From these lovely, uplifting comments, I have concluded that ableism, much like other forms of discrimination, stems from ignorance and complete disregard for other people’s feelings.

I know that hotheaded criticism is counterproductive, but so is being an ableist jerk- so here’s to throwing rules out the window! Despite my best efforts, I cannot resist aggressively responding to the comments above…

1. Your “normal” body is not offensive. Your entitlement, however, is.

2. I run around ableists for fun! And then I stop because I remember that their emotional capacity isn’t as “developed” as everyone else’s.

3. At least she’s not crying about her majority privilege.

4. Yes, people feel inferior for being disabled. However, it would not help them if you sawed off your legs. You can help by increasing their salaries by at least a thousand dollars since they already earn that much less than able-bodied workers. You can go through the 25,165 charges of disability discrimination in the workforce that were filed in 2010 and make sure those people are currently employed. You can also make sure that all public transports are equipped with wheelchair ramps or lifts. Or, at the very least, you can educate yourself- that might make people with diversabilites feel less inferior.

We need to talk about ableism.
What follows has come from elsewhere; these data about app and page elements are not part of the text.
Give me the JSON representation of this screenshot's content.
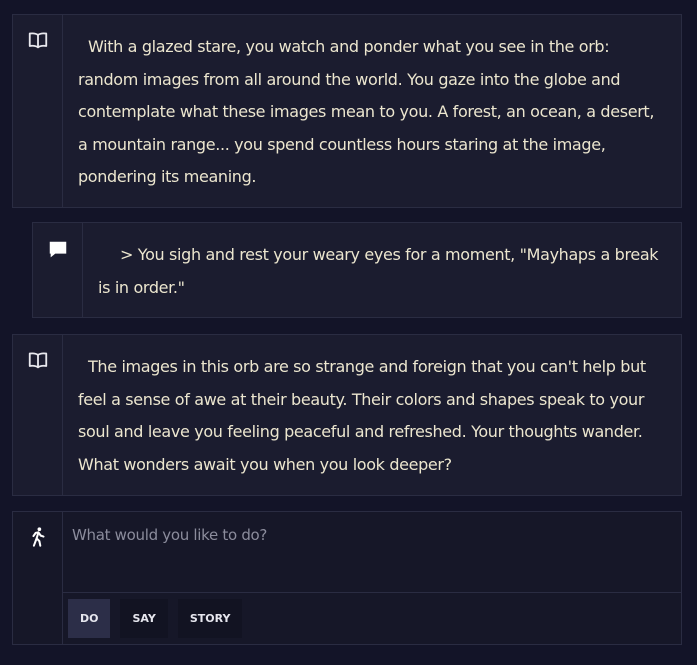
{
  "feed": [
    {
      "type": "story",
      "icon": "book-icon",
      "text": "With a glazed stare, you watch and ponder what you see in the orb: random images from all around the world. You gaze into the globe and contemplate what these images mean to you. A forest, an ocean, a desert, a mountain range... you spend countless hours staring at the image, pondering its meaning."
    },
    {
      "type": "action",
      "icon": "speech-bubble-icon",
      "text": "> You sigh and rest your weary eyes for a moment, \"Mayhaps a break is in order.\""
    },
    {
      "type": "story",
      "icon": "book-icon",
      "text": "The images in this orb are so strange and foreign that you can't help but feel a sense of awe at their beauty. Their colors and shapes speak to your soul and leave you feeling peaceful and refreshed. Your thoughts wander. What wonders await you when you look deeper?"
    }
  ],
  "input": {
    "icon": "walking-person-icon",
    "placeholder": "What would you like to do?",
    "value": ""
  },
  "modes": [
    {
      "label": "DO",
      "active": true
    },
    {
      "label": "SAY",
      "active": false
    },
    {
      "label": "STORY",
      "active": false
    }
  ],
  "colors": {
    "background": "#131428",
    "card": "#1b1c2f",
    "border": "#2a2c42",
    "text": "#ece6cf",
    "active_mode": "#2c2e48"
  }
}
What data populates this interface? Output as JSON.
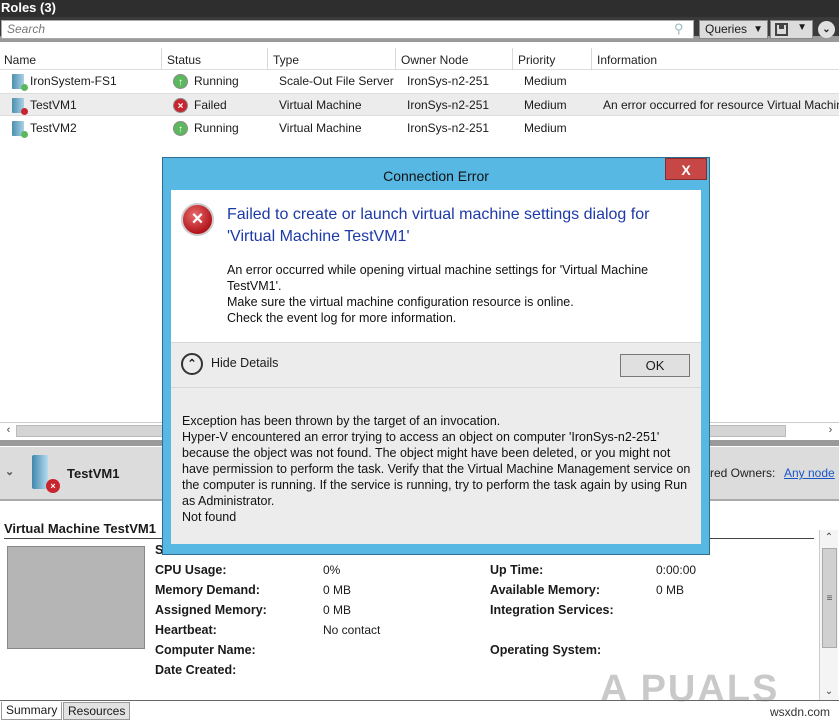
{
  "header": {
    "title": "Roles (3)"
  },
  "toolbar": {
    "search_placeholder": "Search",
    "queries_label": "Queries",
    "dropdown_arrow": "▼",
    "expand_icon": "⌄"
  },
  "grid": {
    "columns": [
      "Name",
      "Status",
      "Type",
      "Owner Node",
      "Priority",
      "Information"
    ],
    "rows": [
      {
        "name": "IronSystem-FS1",
        "status": "Running",
        "type": "Scale-Out File Server",
        "owner": "IronSys-n2-251",
        "priority": "Medium",
        "info": ""
      },
      {
        "name": "TestVM1",
        "status": "Failed",
        "type": "Virtual Machine",
        "owner": "IronSys-n2-251",
        "priority": "Medium",
        "info": "An error occurred for resource Virtual Machine"
      },
      {
        "name": "TestVM2",
        "status": "Running",
        "type": "Virtual Machine",
        "owner": "IronSys-n2-251",
        "priority": "Medium",
        "info": ""
      }
    ]
  },
  "details_panel": {
    "vm_name": "TestVM1",
    "preferred_owners_label": "rred Owners:",
    "preferred_owners_value": "Any node",
    "section_title": "Virtual Machine TestVM1",
    "status_label_partial": "S",
    "left_props": [
      {
        "label": "CPU Usage:",
        "value": "0%"
      },
      {
        "label": "Memory Demand:",
        "value": "0 MB"
      },
      {
        "label": "Assigned Memory:",
        "value": "0 MB"
      },
      {
        "label": "Heartbeat:",
        "value": "No contact"
      },
      {
        "label": "Computer Name:",
        "value": ""
      },
      {
        "label": "Date Created:",
        "value": ""
      }
    ],
    "right_props": [
      {
        "label": "Up Time:",
        "value": "0:00:00"
      },
      {
        "label": "Available Memory:",
        "value": "0 MB"
      },
      {
        "label": "Integration Services:",
        "value": ""
      },
      {
        "label": "Operating System:",
        "value": ""
      }
    ],
    "tabs": [
      "Summary",
      "Resources"
    ],
    "active_tab": "Summary"
  },
  "dialog": {
    "title": "Connection Error",
    "close_label": "X",
    "heading": "Failed to create or launch virtual machine settings dialog for 'Virtual Machine TestVM1'",
    "message_lines": [
      "An error occurred while opening virtual machine settings for 'Virtual Machine TestVM1'.",
      "Make sure the virtual machine configuration resource is online.",
      "Check the event log for more information."
    ],
    "hide_details_label": "Hide Details",
    "ok_label": "OK",
    "details_lines": [
      "Exception has been thrown by the target of an invocation.",
      "Hyper-V encountered an error trying to access an object on computer 'IronSys-n2-251' because the object was not found. The object might have been deleted, or you might not have permission to perform the task. Verify that the Virtual Machine Management service on the computer is running. If the service is running, try to perform the task again by using Run as Administrator.",
      "Not found"
    ]
  },
  "watermark": {
    "brand": "A PUALS",
    "site": "wsxdn.com"
  },
  "colors": {
    "accent": "#56b8e3",
    "error": "#c8262f",
    "running": "#5cb85c",
    "heading_blue": "#1d3aa8",
    "link": "#1a55c8"
  }
}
In the larger scheme of things, we need to talk about privilege and the entitlement that comes with it. As an able-bodied person, I cannot imagine what insecurities and hardships disabled people face. The least I can do is avoid dehumanizing them because there is nothing more eviscerating about a disability than the way people treat you when you have it.

Commentaries are the expressed opinion of the author and do not necessarily reflect that of The Fourcast staff, its adviser or any member of the Hockaday community.

– Neha Dronamraju – Staff Writer –